The death of Arthur Drake

In 1876, Joseph Lawton was charged with the manslaughter of 10-year-old Arthur Drake at Halifax.

On 3rd July 1876, Lawton was playing cricket in a field at Crown Road, Boothtown, when a group of boys – including Arthur – were playing with a horse in the field.

One of the boys – Halliday – got on the horse's back and the others beat the animal with cricket bats & sticks. Lawton told Halliday to get of the horse, but Halliday put his fingers to his nose and swore at Lawton, who picked up a stone and threw it at the boy. The stone struck Arthur Drake on the temple, causing it to bleed very much. Lawton took the boy to a pond and washed the blood off his face, and then carried him home.

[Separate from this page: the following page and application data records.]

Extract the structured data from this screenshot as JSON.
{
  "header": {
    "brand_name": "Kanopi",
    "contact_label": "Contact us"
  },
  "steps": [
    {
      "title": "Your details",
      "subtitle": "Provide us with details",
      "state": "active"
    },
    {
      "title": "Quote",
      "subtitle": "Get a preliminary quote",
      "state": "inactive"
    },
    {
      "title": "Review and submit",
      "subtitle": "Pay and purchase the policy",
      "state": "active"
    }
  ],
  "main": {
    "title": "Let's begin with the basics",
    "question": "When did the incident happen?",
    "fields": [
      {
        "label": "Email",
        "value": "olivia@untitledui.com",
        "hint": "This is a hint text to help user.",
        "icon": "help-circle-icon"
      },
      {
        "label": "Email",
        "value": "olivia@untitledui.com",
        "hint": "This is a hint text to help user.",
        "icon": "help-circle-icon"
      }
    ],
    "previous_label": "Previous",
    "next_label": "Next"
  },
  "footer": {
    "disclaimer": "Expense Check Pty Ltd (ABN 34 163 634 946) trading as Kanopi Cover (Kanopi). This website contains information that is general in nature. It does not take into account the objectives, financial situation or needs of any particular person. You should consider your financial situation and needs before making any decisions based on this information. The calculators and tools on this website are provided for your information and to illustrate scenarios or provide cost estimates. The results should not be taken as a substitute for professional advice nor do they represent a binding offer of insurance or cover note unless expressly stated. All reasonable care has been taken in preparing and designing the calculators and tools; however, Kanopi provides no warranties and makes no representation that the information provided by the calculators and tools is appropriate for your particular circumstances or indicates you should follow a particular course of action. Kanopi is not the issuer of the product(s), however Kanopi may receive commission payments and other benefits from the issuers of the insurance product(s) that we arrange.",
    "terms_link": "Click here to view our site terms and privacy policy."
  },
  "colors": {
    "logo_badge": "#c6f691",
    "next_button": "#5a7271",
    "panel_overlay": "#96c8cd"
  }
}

Next day, Dr Strickland was called, but Arthur's condition grew worse and he died from lockjaw.

At the inquest, death was said to have been caused by injury to the brain, which might have resulted from a blow with a stone. Evidence was given that a few days before the incident, Arthur had fallen and sustained a knock on the back of his head against the ground.

The Jury returned a verdict of manslaughter against Lawton, and he was committed to trial at the next assizes.

At the Leeds Assizes [26th July 1876], the Grand Jury found Lawton not guilty

© Malcolm Bull 2020
Revised 16:04 /16th February 2020 / x416 / 3468

search tips advanced search
site search by freefind

web counter